Which lines of the entries contain the string "JSON"? Copy each of them.

(Entries shown)
************
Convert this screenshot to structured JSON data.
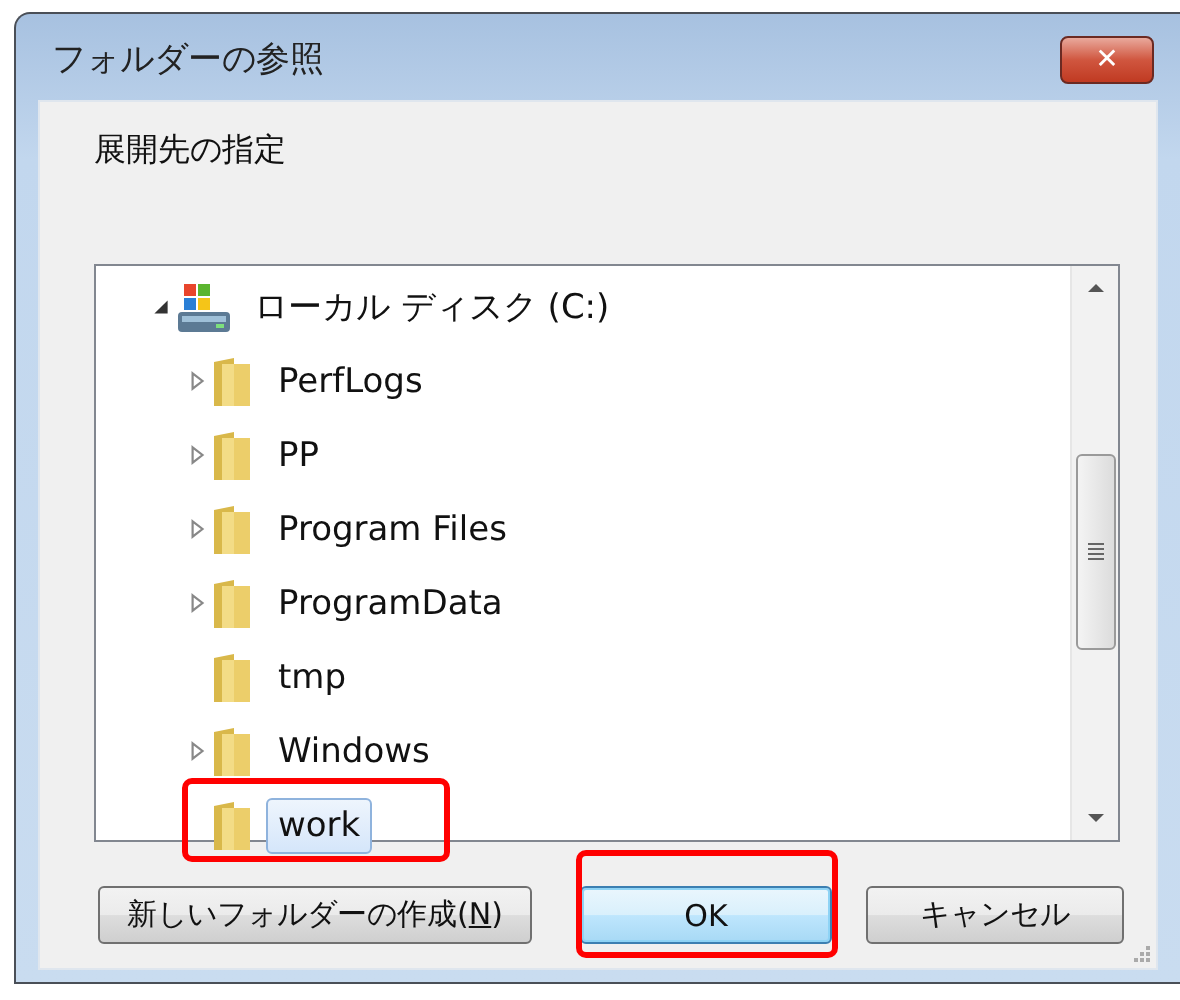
{
  "window": {
    "title": "フォルダーの参照",
    "close_label": "✕"
  },
  "instruction": "展開先の指定",
  "tree": [
    {
      "label": "ローカル ディスク (C:)",
      "kind": "drive",
      "expandable": true,
      "expanded": true,
      "selected": false,
      "highlighted": false,
      "children": [
        {
          "label": "PerfLogs",
          "kind": "folder",
          "expandable": true,
          "expanded": false,
          "selected": false,
          "highlighted": false
        },
        {
          "label": "PP",
          "kind": "folder",
          "expandable": true,
          "expanded": false,
          "selected": false,
          "highlighted": false
        },
        {
          "label": "Program Files",
          "kind": "folder",
          "expandable": true,
          "expanded": false,
          "selected": false,
          "highlighted": false
        },
        {
          "label": "ProgramData",
          "kind": "folder",
          "expandable": true,
          "expanded": false,
          "selected": false,
          "highlighted": false
        },
        {
          "label": "tmp",
          "kind": "folder",
          "expandable": false,
          "selected": false,
          "highlighted": false
        },
        {
          "label": "Windows",
          "kind": "folder",
          "expandable": true,
          "expanded": false,
          "selected": false,
          "highlighted": false
        },
        {
          "label": "work",
          "kind": "folder",
          "expandable": false,
          "selected": true,
          "highlighted": true
        }
      ]
    }
  ],
  "buttons": [
    {
      "label": "新しいフォルダーの作成(**N**)",
      "kind": "new-folder",
      "default": false,
      "highlighted": false
    },
    {
      "label": "OK",
      "kind": "ok",
      "default": true,
      "highlighted": true
    },
    {
      "label": "キャンセル",
      "kind": "cancel",
      "default": false,
      "highlighted": false
    }
  ]
}
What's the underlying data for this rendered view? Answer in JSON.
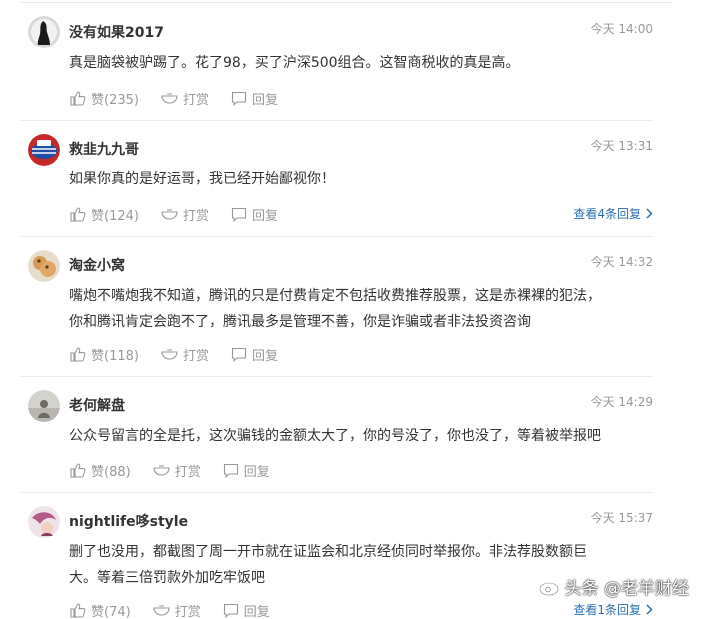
{
  "comments": [
    {
      "username": "没有如果2017",
      "time": "今天 14:00",
      "content": "真是脑袋被驴踢了。花了98，买了沪深500组合。这智商税收的真是高。",
      "like_label": "赞(235)",
      "reward_label": "打赏",
      "reply_label": "回复"
    },
    {
      "username": "救韭九九哥",
      "time": "今天 13:31",
      "content": "如果你真的是好运哥，我已经开始鄙视你！",
      "like_label": "赞(124)",
      "reward_label": "打赏",
      "reply_label": "回复",
      "view_replies": "查看4条回复"
    },
    {
      "username": "淘金小窝",
      "time": "今天 14:32",
      "content_lines": [
        "嘴炮不嘴炮我不知道，腾讯的只是付费肯定不包括收费推荐股票，这是赤裸裸的犯法，",
        "你和腾讯肯定会跑不了，腾讯最多是管理不善，你是诈骗或者非法投资咨询"
      ],
      "like_label": "赞(118)",
      "reward_label": "打赏",
      "reply_label": "回复"
    },
    {
      "username": "老何解盘",
      "time": "今天 14:29",
      "content": "公众号留言的全是托，这次骗钱的金额太大了，你的号没了，你也没了，等着被举报吧",
      "like_label": "赞(88)",
      "reward_label": "打赏",
      "reply_label": "回复"
    },
    {
      "username": "nightlife哆style",
      "time": "今天 15:37",
      "content_lines": [
        "删了也没用，都截图了周一开市就在证监会和北京经侦同时举报你。非法荐股数额巨",
        "大。等着三倍罚款外加吃牢饭吧"
      ],
      "like_label": "赞(74)",
      "reward_label": "打赏",
      "reply_label": "回复",
      "view_replies": "查看1条回复"
    }
  ],
  "watermark": {
    "text": "头条 @老羊财经"
  },
  "icons": {
    "like": "thumbs-up-icon",
    "reward": "tip-bowl-icon",
    "reply": "speech-bubble-icon",
    "arrow": "chevron-right-icon",
    "watermark": "weibo-logo-icon"
  },
  "colors": {
    "link": "#2a6fb0",
    "meta": "#999999",
    "text": "#333333"
  }
}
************
(Answer to the exercise)
Convert this screenshot to structured JSON data.
What's the underlying data for this rendered view? Answer in JSON.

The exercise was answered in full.